• Collected data entries:
⟨
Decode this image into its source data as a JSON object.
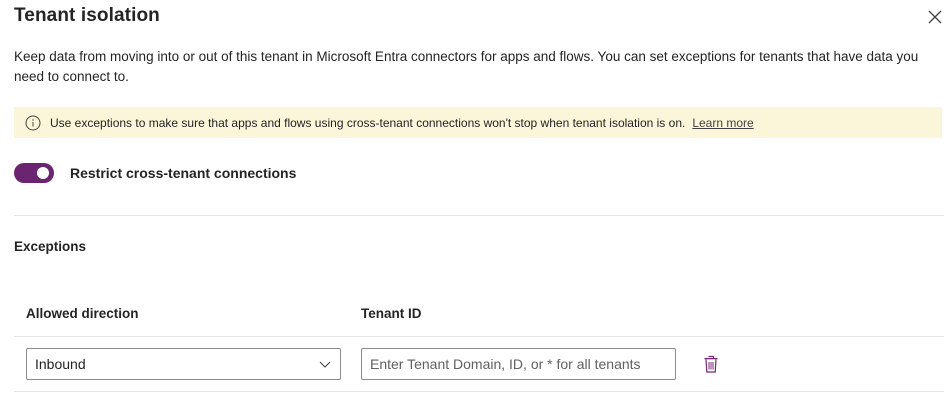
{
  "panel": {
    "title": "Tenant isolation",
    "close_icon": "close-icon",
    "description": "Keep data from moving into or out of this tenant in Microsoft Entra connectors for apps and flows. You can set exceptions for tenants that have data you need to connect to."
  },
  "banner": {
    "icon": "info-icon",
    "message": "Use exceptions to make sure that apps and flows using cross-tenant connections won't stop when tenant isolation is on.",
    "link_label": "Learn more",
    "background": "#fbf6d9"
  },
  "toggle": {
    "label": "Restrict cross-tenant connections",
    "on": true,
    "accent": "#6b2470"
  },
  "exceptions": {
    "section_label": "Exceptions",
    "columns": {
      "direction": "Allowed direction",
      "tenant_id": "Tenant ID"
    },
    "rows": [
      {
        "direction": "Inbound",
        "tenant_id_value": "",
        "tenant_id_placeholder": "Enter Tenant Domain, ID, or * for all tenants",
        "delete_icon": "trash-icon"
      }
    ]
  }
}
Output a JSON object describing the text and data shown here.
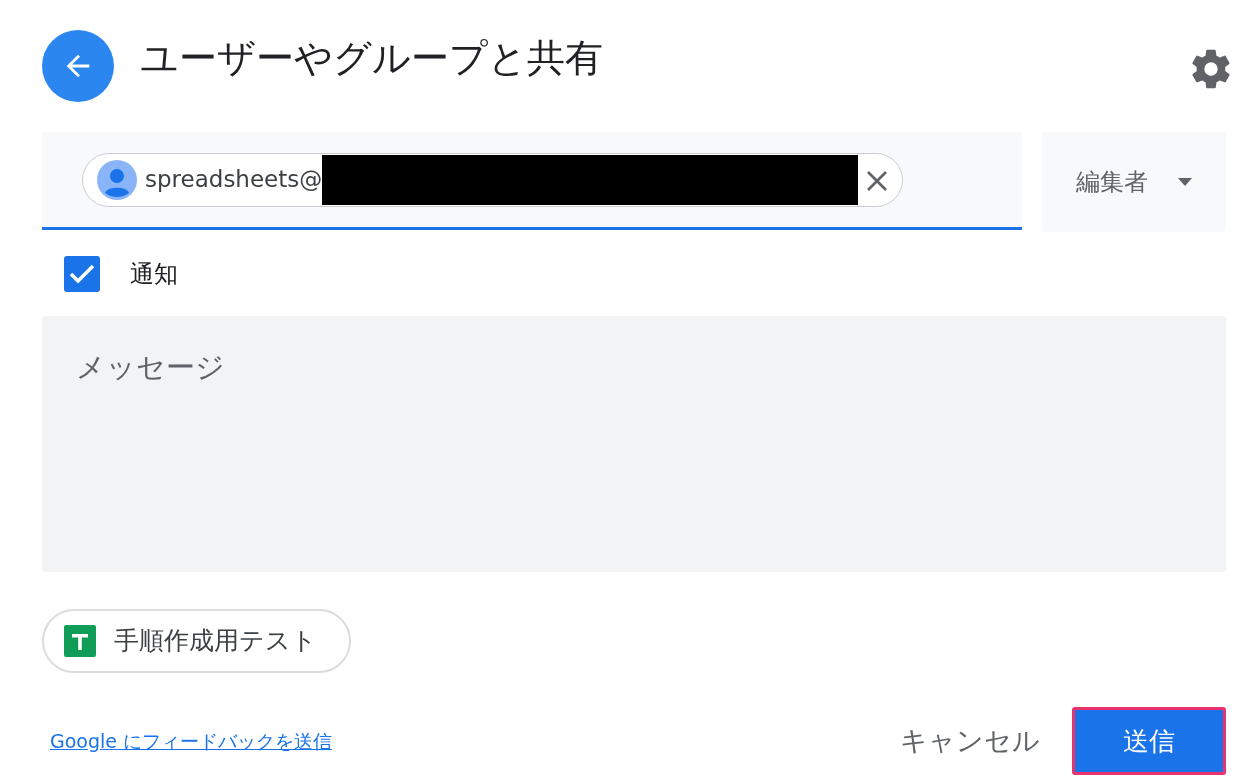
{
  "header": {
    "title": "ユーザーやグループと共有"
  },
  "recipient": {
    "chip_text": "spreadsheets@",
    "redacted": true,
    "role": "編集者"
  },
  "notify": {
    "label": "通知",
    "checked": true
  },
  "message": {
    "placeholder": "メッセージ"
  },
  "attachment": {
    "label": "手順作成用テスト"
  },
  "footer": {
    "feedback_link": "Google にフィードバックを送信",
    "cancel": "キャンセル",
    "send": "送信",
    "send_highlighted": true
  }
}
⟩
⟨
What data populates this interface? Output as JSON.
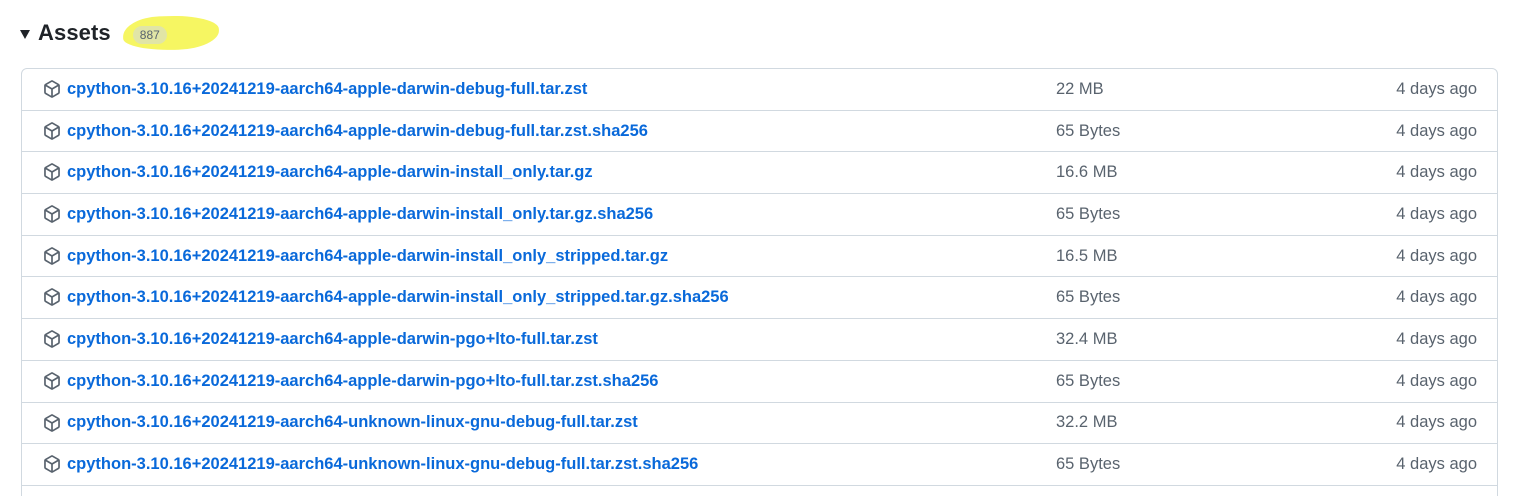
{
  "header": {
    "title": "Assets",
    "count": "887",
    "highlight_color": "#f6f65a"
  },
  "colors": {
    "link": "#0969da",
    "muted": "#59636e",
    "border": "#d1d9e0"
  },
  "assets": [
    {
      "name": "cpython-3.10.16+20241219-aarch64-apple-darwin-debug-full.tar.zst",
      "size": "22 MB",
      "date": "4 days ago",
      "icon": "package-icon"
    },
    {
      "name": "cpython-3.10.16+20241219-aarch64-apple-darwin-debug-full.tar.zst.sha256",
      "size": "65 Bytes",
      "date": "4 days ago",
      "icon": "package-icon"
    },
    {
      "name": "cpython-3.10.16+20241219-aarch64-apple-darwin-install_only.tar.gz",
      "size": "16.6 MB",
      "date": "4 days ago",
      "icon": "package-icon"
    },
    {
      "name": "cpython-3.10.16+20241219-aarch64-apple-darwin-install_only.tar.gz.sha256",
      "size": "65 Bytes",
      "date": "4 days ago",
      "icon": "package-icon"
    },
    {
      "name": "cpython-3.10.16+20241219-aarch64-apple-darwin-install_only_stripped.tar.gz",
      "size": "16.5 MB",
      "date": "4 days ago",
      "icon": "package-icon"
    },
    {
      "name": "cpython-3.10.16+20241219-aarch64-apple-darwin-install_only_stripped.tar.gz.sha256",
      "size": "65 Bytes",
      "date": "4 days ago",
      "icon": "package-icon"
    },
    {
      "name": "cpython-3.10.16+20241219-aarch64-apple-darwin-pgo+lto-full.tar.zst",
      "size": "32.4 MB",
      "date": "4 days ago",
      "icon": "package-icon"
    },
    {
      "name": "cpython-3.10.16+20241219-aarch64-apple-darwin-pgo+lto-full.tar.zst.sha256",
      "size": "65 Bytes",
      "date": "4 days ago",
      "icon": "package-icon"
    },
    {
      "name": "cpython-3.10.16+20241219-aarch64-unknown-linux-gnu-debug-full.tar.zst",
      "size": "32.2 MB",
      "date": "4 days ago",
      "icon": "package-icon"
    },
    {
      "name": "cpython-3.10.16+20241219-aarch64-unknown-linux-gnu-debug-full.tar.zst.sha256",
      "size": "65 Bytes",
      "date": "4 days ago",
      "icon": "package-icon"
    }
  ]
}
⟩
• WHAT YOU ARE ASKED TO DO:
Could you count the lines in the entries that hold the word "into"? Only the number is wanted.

• EXERCISE SOLUTION:
2